Source records —
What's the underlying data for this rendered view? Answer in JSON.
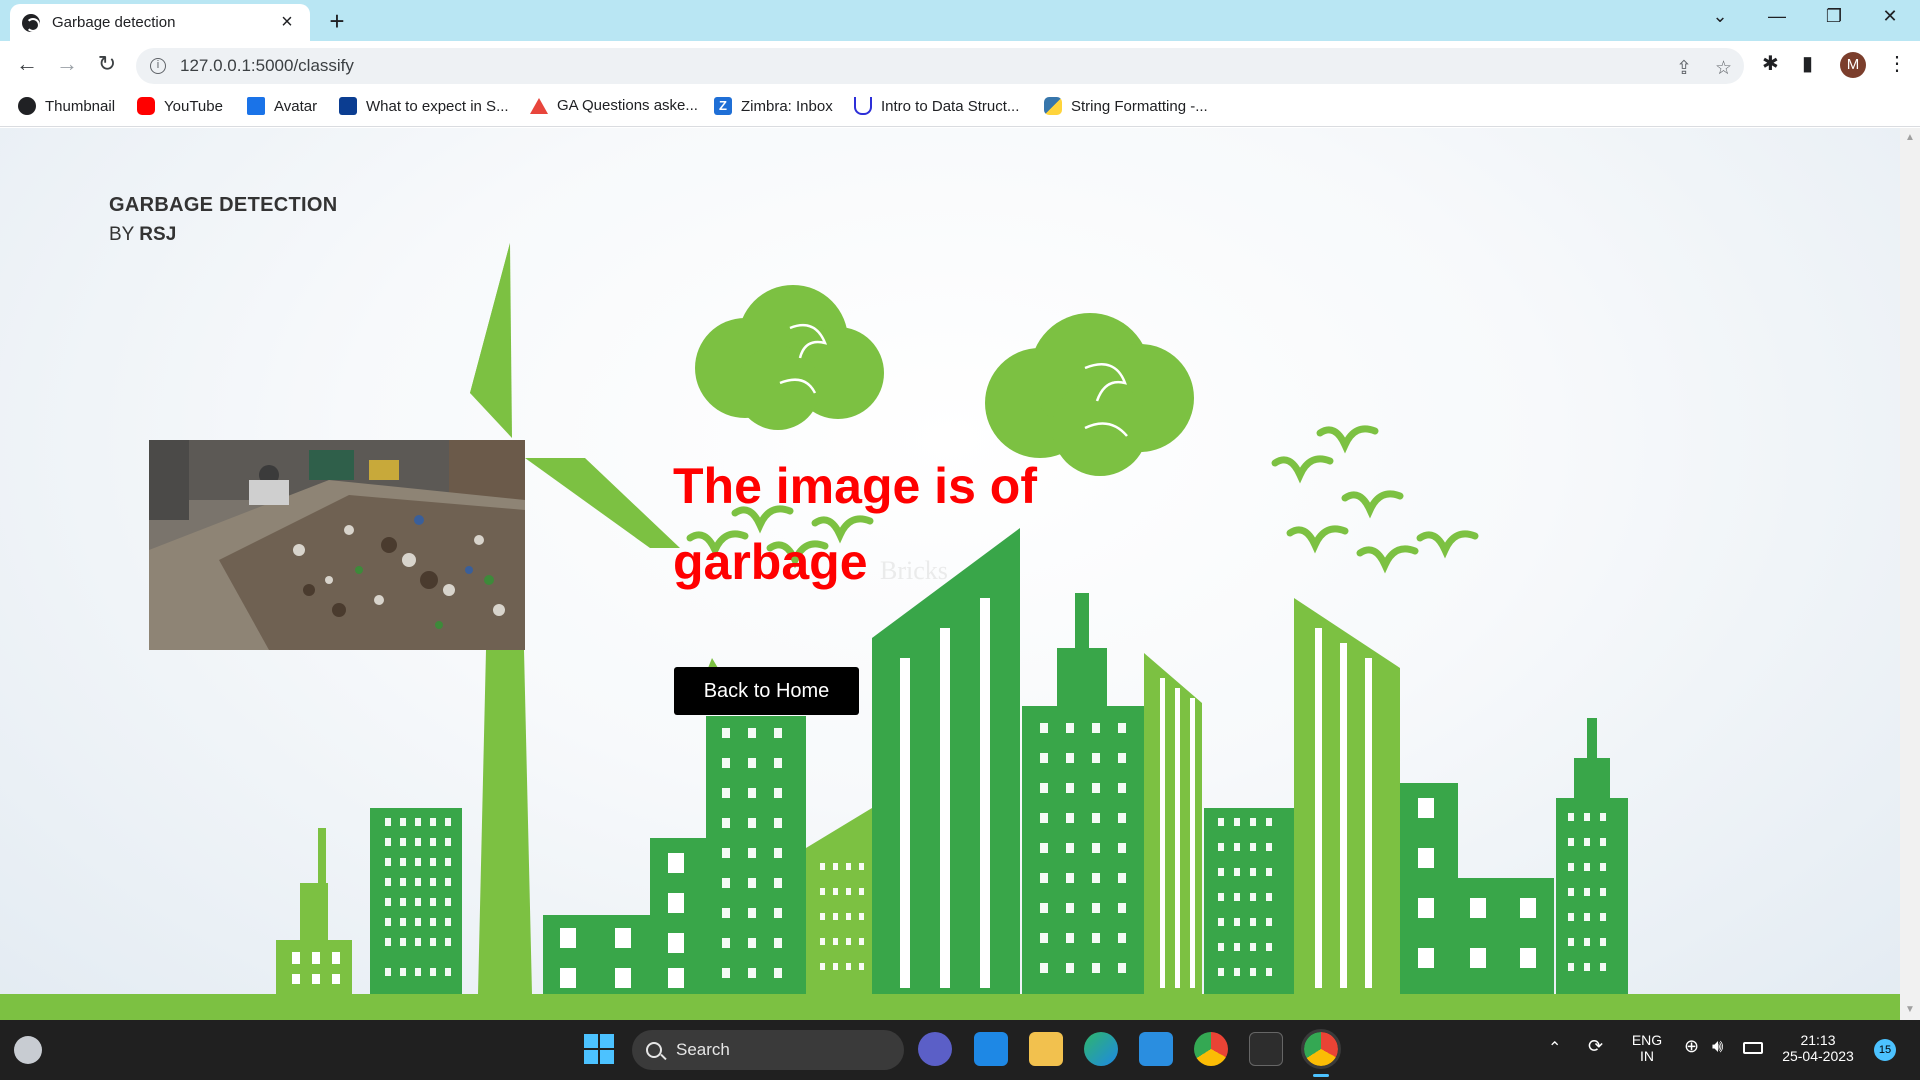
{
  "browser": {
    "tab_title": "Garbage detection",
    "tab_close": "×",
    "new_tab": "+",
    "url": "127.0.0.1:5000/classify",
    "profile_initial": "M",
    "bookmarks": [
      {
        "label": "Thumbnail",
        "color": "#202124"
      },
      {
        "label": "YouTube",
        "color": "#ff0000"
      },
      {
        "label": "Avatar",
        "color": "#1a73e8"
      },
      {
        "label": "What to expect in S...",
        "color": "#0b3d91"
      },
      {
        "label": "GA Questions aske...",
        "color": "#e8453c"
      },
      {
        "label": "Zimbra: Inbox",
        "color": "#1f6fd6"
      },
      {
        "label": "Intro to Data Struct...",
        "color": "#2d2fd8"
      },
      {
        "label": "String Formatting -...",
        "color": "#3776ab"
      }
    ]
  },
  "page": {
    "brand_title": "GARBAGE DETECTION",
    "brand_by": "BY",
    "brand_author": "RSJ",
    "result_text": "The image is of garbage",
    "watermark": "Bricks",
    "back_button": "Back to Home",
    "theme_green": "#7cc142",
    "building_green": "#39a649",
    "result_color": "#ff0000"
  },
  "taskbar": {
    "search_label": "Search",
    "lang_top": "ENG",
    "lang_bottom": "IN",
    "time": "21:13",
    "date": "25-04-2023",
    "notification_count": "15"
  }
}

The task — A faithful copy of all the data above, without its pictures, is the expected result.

Response —
What's the underlying data for this rendered view? Answer in JSON.
{
  "browser": {
    "tab_title": "Garbage detection",
    "tab_close": "×",
    "new_tab": "+",
    "url": "127.0.0.1:5000/classify",
    "profile_initial": "M",
    "bookmarks": [
      {
        "label": "Thumbnail",
        "color": "#202124"
      },
      {
        "label": "YouTube",
        "color": "#ff0000"
      },
      {
        "label": "Avatar",
        "color": "#1a73e8"
      },
      {
        "label": "What to expect in S...",
        "color": "#0b3d91"
      },
      {
        "label": "GA Questions aske...",
        "color": "#e8453c"
      },
      {
        "label": "Zimbra: Inbox",
        "color": "#1f6fd6"
      },
      {
        "label": "Intro to Data Struct...",
        "color": "#2d2fd8"
      },
      {
        "label": "String Formatting -...",
        "color": "#3776ab"
      }
    ]
  },
  "page": {
    "brand_title": "GARBAGE DETECTION",
    "brand_by": "BY",
    "brand_author": "RSJ",
    "result_text": "The image is of garbage",
    "watermark": "Bricks",
    "back_button": "Back to Home",
    "theme_green": "#7cc142",
    "building_green": "#39a649",
    "result_color": "#ff0000"
  },
  "taskbar": {
    "search_label": "Search",
    "lang_top": "ENG",
    "lang_bottom": "IN",
    "time": "21:13",
    "date": "25-04-2023",
    "notification_count": "15"
  }
}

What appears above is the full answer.